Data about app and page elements
"""

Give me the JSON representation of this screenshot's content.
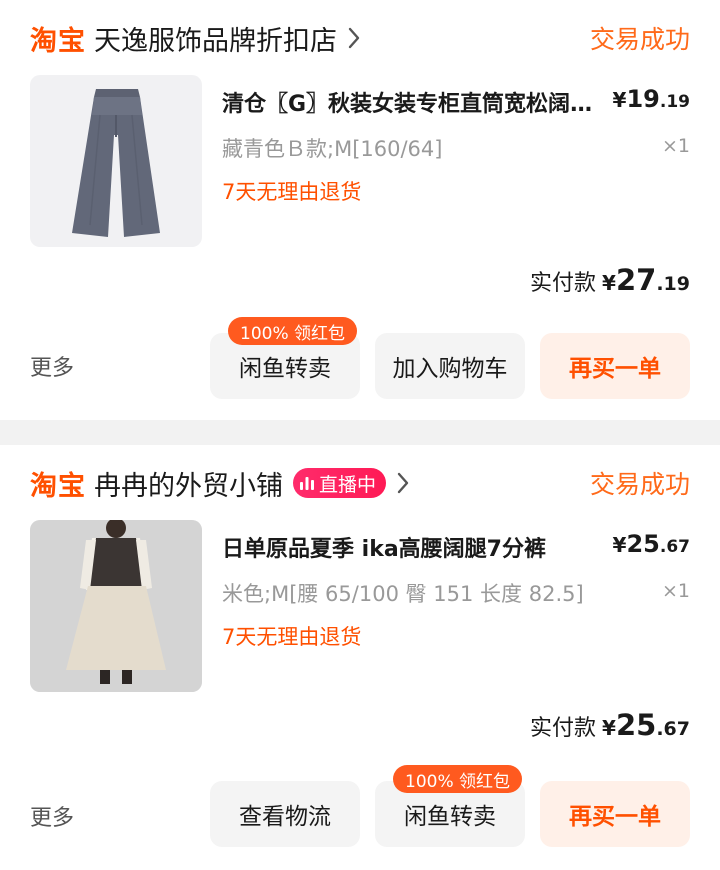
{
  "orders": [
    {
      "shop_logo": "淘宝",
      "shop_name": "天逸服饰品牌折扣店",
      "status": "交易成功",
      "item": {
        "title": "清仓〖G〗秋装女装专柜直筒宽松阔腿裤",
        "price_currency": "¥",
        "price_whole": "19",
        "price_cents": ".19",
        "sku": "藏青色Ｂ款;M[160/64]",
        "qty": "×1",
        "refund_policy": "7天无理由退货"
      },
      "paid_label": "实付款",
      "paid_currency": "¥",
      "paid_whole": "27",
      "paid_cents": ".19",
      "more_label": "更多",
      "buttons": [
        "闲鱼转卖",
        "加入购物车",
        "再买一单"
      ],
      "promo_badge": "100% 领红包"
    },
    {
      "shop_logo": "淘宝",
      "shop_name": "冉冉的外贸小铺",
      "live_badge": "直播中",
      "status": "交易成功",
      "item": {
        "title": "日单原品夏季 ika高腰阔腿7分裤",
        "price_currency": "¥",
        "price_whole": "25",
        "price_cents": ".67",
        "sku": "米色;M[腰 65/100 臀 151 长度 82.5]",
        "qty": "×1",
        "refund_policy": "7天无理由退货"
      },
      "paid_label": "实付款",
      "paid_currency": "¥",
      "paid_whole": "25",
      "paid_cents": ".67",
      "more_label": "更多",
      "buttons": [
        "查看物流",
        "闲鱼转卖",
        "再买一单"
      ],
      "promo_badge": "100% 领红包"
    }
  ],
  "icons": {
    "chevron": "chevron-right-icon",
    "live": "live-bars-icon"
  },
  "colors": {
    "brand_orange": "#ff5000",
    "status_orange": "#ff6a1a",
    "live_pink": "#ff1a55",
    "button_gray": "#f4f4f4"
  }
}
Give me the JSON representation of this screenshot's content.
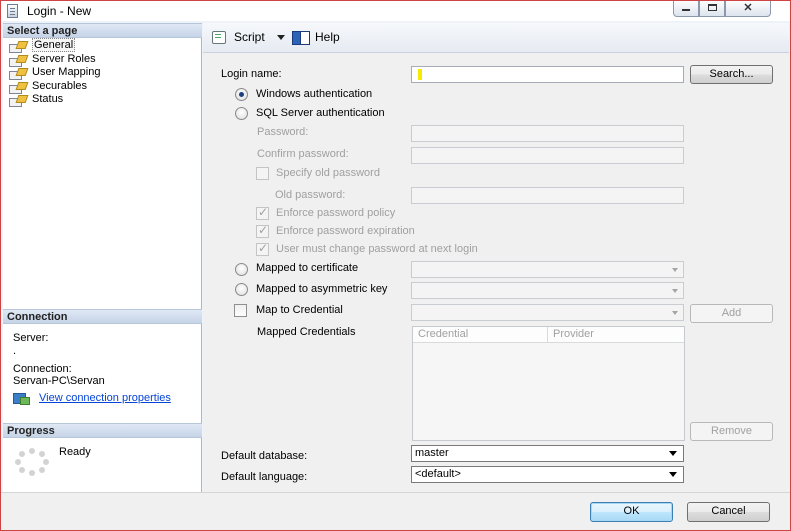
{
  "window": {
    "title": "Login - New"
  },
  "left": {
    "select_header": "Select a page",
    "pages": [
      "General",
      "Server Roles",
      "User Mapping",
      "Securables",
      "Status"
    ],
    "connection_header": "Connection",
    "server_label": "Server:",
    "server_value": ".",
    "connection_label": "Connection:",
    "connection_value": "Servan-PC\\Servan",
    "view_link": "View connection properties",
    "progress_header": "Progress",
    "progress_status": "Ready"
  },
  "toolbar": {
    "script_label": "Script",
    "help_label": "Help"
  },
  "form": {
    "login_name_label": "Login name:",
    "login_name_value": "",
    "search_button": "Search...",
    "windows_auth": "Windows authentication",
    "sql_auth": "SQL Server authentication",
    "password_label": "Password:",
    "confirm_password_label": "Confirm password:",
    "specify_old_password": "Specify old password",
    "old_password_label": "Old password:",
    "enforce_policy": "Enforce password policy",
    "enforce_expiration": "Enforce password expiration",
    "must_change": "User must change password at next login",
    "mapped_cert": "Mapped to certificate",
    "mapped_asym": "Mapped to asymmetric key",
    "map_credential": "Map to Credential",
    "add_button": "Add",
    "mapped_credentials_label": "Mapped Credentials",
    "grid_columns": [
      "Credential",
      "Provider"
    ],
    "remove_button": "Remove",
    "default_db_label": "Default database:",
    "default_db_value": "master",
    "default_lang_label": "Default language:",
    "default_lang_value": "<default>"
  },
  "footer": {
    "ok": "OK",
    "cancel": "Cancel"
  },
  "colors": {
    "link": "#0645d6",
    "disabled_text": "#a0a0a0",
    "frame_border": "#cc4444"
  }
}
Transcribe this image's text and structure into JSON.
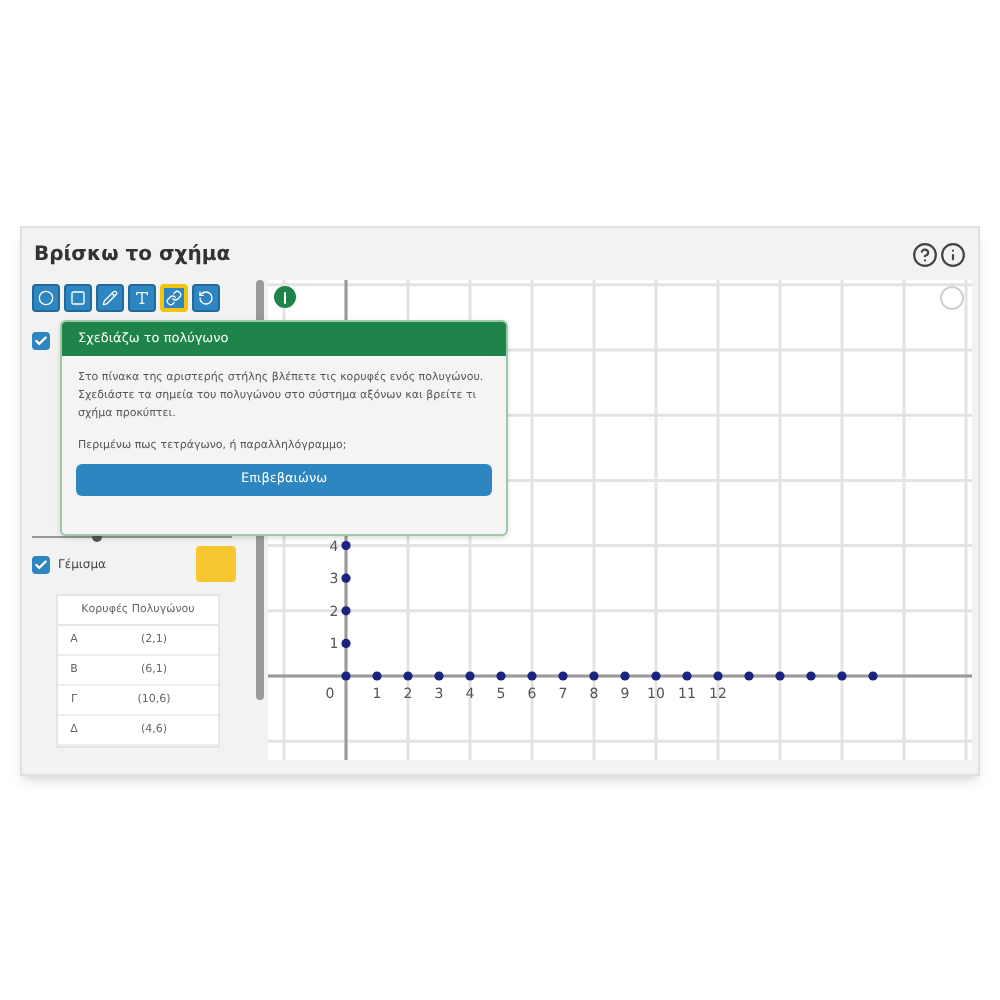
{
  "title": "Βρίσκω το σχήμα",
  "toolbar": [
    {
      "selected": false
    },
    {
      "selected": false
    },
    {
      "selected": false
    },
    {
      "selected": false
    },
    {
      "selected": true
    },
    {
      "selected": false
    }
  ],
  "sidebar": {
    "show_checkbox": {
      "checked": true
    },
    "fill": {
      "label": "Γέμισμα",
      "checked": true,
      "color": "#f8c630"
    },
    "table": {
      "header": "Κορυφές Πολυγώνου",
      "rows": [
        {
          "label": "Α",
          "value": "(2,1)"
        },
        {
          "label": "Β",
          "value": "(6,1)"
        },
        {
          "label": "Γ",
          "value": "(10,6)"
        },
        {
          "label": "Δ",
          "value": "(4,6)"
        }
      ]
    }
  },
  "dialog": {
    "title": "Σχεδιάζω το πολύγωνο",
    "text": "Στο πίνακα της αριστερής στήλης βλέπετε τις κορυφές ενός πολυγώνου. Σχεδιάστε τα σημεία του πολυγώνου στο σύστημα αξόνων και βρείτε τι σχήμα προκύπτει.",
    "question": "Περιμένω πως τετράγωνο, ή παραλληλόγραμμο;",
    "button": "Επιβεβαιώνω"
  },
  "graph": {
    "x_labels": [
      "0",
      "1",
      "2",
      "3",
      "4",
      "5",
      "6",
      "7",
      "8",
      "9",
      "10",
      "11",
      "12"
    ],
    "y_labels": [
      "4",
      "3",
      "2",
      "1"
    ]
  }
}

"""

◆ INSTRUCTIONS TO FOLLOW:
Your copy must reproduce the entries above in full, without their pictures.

◆ SOLUTION TO THIS TASK:
Give me the JSON representation of this screenshot's content.
{
  "orders": [
    {
      "shop_logo": "淘宝",
      "shop_name": "天逸服饰品牌折扣店",
      "status": "交易成功",
      "item": {
        "title": "清仓〖G〗秋装女装专柜直筒宽松阔腿裤",
        "price_currency": "¥",
        "price_whole": "19",
        "price_cents": ".19",
        "sku": "藏青色Ｂ款;M[160/64]",
        "qty": "×1",
        "refund_policy": "7天无理由退货"
      },
      "paid_label": "实付款",
      "paid_currency": "¥",
      "paid_whole": "27",
      "paid_cents": ".19",
      "more_label": "更多",
      "buttons": [
        "闲鱼转卖",
        "加入购物车",
        "再买一单"
      ],
      "promo_badge": "100% 领红包"
    },
    {
      "shop_logo": "淘宝",
      "shop_name": "冉冉的外贸小铺",
      "live_badge": "直播中",
      "status": "交易成功",
      "item": {
        "title": "日单原品夏季 ika高腰阔腿7分裤",
        "price_currency": "¥",
        "price_whole": "25",
        "price_cents": ".67",
        "sku": "米色;M[腰 65/100 臀 151 长度 82.5]",
        "qty": "×1",
        "refund_policy": "7天无理由退货"
      },
      "paid_label": "实付款",
      "paid_currency": "¥",
      "paid_whole": "25",
      "paid_cents": ".67",
      "more_label": "更多",
      "buttons": [
        "查看物流",
        "闲鱼转卖",
        "再买一单"
      ],
      "promo_badge": "100% 领红包"
    }
  ],
  "icons": {
    "chevron": "chevron-right-icon",
    "live": "live-bars-icon"
  },
  "colors": {
    "brand_orange": "#ff5000",
    "status_orange": "#ff6a1a",
    "live_pink": "#ff1a55",
    "button_gray": "#f4f4f4"
  }
}
Give me the JSON representation of this screenshot's content.
{
  "window": {
    "title": "Login - New"
  },
  "left": {
    "select_header": "Select a page",
    "pages": [
      "General",
      "Server Roles",
      "User Mapping",
      "Securables",
      "Status"
    ],
    "connection_header": "Connection",
    "server_label": "Server:",
    "server_value": ".",
    "connection_label": "Connection:",
    "connection_value": "Servan-PC\\Servan",
    "view_link": "View connection properties",
    "progress_header": "Progress",
    "progress_status": "Ready"
  },
  "toolbar": {
    "script_label": "Script",
    "help_label": "Help"
  },
  "form": {
    "login_name_label": "Login name:",
    "login_name_value": "",
    "search_button": "Search...",
    "windows_auth": "Windows authentication",
    "sql_auth": "SQL Server authentication",
    "password_label": "Password:",
    "confirm_password_label": "Confirm password:",
    "specify_old_password": "Specify old password",
    "old_password_label": "Old password:",
    "enforce_policy": "Enforce password policy",
    "enforce_expiration": "Enforce password expiration",
    "must_change": "User must change password at next login",
    "mapped_cert": "Mapped to certificate",
    "mapped_asym": "Mapped to asymmetric key",
    "map_credential": "Map to Credential",
    "add_button": "Add",
    "mapped_credentials_label": "Mapped Credentials",
    "grid_columns": [
      "Credential",
      "Provider"
    ],
    "remove_button": "Remove",
    "default_db_label": "Default database:",
    "default_db_value": "master",
    "default_lang_label": "Default language:",
    "default_lang_value": "<default>"
  },
  "footer": {
    "ok": "OK",
    "cancel": "Cancel"
  },
  "colors": {
    "link": "#0645d6",
    "disabled_text": "#a0a0a0",
    "frame_border": "#cc4444"
  }
}
Transcribe this image's text and structure into JSON.
{
  "title": "Βρίσκω το σχήμα",
  "toolbar": [
    {
      "selected": false
    },
    {
      "selected": false
    },
    {
      "selected": false
    },
    {
      "selected": false
    },
    {
      "selected": true
    },
    {
      "selected": false
    }
  ],
  "sidebar": {
    "show_checkbox": {
      "checked": true
    },
    "fill": {
      "label": "Γέμισμα",
      "checked": true,
      "color": "#f8c630"
    },
    "table": {
      "header": "Κορυφές Πολυγώνου",
      "rows": [
        {
          "label": "Α",
          "value": "(2,1)"
        },
        {
          "label": "Β",
          "value": "(6,1)"
        },
        {
          "label": "Γ",
          "value": "(10,6)"
        },
        {
          "label": "Δ",
          "value": "(4,6)"
        }
      ]
    }
  },
  "dialog": {
    "title": "Σχεδιάζω το πολύγωνο",
    "text": "Στο πίνακα της αριστερής στήλης βλέπετε τις κορυφές ενός πολυγώνου. Σχεδιάστε τα σημεία του πολυγώνου στο σύστημα αξόνων και βρείτε τι σχήμα προκύπτει.",
    "question": "Περιμένω πως τετράγωνο, ή παραλληλόγραμμο;",
    "button": "Επιβεβαιώνω"
  },
  "graph": {
    "x_labels": [
      "0",
      "1",
      "2",
      "3",
      "4",
      "5",
      "6",
      "7",
      "8",
      "9",
      "10",
      "11",
      "12"
    ],
    "y_labels": [
      "4",
      "3",
      "2",
      "1"
    ]
  }
}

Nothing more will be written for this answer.